Sandra Hoyn | The Last Orangutans

In the early 1800s, a number of scientific pioneers succeeded in capturing "light images", those fleeting reflections of a brightly lit scene falling through a small hole into a darkened chamber. The camera obscura, as the simple device is known, has since served as a springboard for revolutionary technological advances in camera design, simplifying the process of picture taking and producing reliably clear and focused photographs.

Despite today's ubiquity of highly sophisticated cameras – or because of it, some might argue – a small, but thriving number of photographers are drawn to pinhole photography, which starts with the far-reaching decision to do away with camera lenses and their gathering and focusing properties. In its place, a pinprick-sized hole allows light to enter a camera on its own accord. This choice results in wondrous photographs with an evenly soft definition across the entire frame, regardless of an object's distance to the camera. Due to longer exposure times, movement appears as a ghost-like blur, emphasizing its transient nature. Lensless cameras have no view finder to preview a composition, so every new image holds the potential for a surprise.

A majority of the six pinhole photographers in this exhibition enjoy building their own low-tech cameras, a fully engaging process that draws on engineering skills and a readiness to experiment. The hands-on experience also presents a welcome change of pace, leading to a deliberate slowing down and a heightened sense of presence and awareness.

The camera Ingrid Budge used to photographing an image of laundry hanging from an outdoor umbrella clothesline, is one of her creations, made from a coffee can. What started out with one object turning into another, continued with her transforming an everyday sight into a captivating and mysteriously alive image. Joanna Epstein appreciates both opportunities and "beautiful mistakes" of long exposures: leaving the shutter open for several seconds to photograph a cloudscape adds to the expressiveness of the image, while asking a cat to sit still for the same amount of time will likely be too much – or not, as we see in one of her delightful photos.

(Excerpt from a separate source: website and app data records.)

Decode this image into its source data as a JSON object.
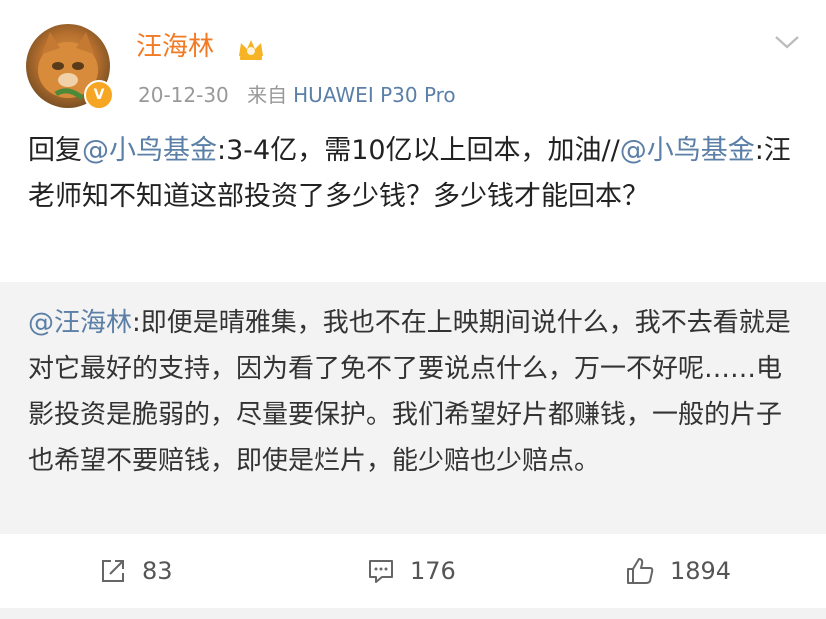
{
  "user": {
    "name": "汪海林",
    "date": "20-12-30",
    "source_label": "来自",
    "device": "HUAWEI P30 Pro",
    "verified_mark": "V"
  },
  "post": {
    "reply_label": "回复",
    "mention_1": "@小鸟基金",
    "text_1": ":3-4亿，需10亿以上回本，加油//",
    "mention_2": "@小鸟基金",
    "text_2": ":汪老师知不知道这部投资了多少钱？多少钱才能回本？"
  },
  "retweet": {
    "mention": "@汪海林",
    "text": ":即便是晴雅集，我也不在上映期间说什么，我不去看就是对它最好的支持，因为看了免不了要说点什么，万一不好呢……电影投资是脆弱的，尽量要保护。我们希望好片都赚钱，一般的片子也希望不要赔钱，即使是烂片，能少赔也少赔点。"
  },
  "actions": {
    "reposts": "83",
    "comments": "176",
    "likes": "1894"
  },
  "colors": {
    "username": "#f27a24",
    "link": "#5b7fa6",
    "meta": "#999999",
    "retweet_bg": "#f3f3f3"
  },
  "icons": [
    "avatar-image",
    "verified-badge-icon",
    "vip-crown-icon",
    "chevron-down-icon",
    "repost-icon",
    "comment-icon",
    "like-icon"
  ]
}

A sizeable portion of Jesús Joglar's photographic practice is devoted to solargraphy, a specialized form of lenless photography that records the sun as it moves in continually shifting arches across the sky. His solargraphs were exposed over the course of several months, resulting in thrilling images and new insights about the world around us. Thomas Hudson Reeve takes the quest to devise the simplest possible camera to a brilliant conclusion: he uses photosensitive paper to fold a box, which – after exposing and chemically processing – is unfolded. The photograph appears, the camera disappears.

Peter Wiklund gives himself with abandon to encounters with nature, elevating his photographs from mere representation of the visible to places of intense energetic shifts: the boundaries between the land, light, vegetation, and his bare body start to dissolve. Deanna Witman is often inspired by a particular feeling of a place out in the woods. Sometimes it manifests in form of a physical imprint, like the sensation of soft, cool, dewy moss touching skin, at other times, as an intangible, but no less perceptible sense of energy at a particular spot.

– Peter FahrniDirector, Forward Thinking Museum

Sandra Hoyn

A partial solar eclipse – like this one occurring in Turkey, March 29, 2006 (top left) – can either be observed directly, by wearing protective eye gear, or indirectly, by studying the sun's partially obscured shape in form of its projection through small holes in a piece of card board (top right). No lens is involved in bringing forth this natural phenomenon.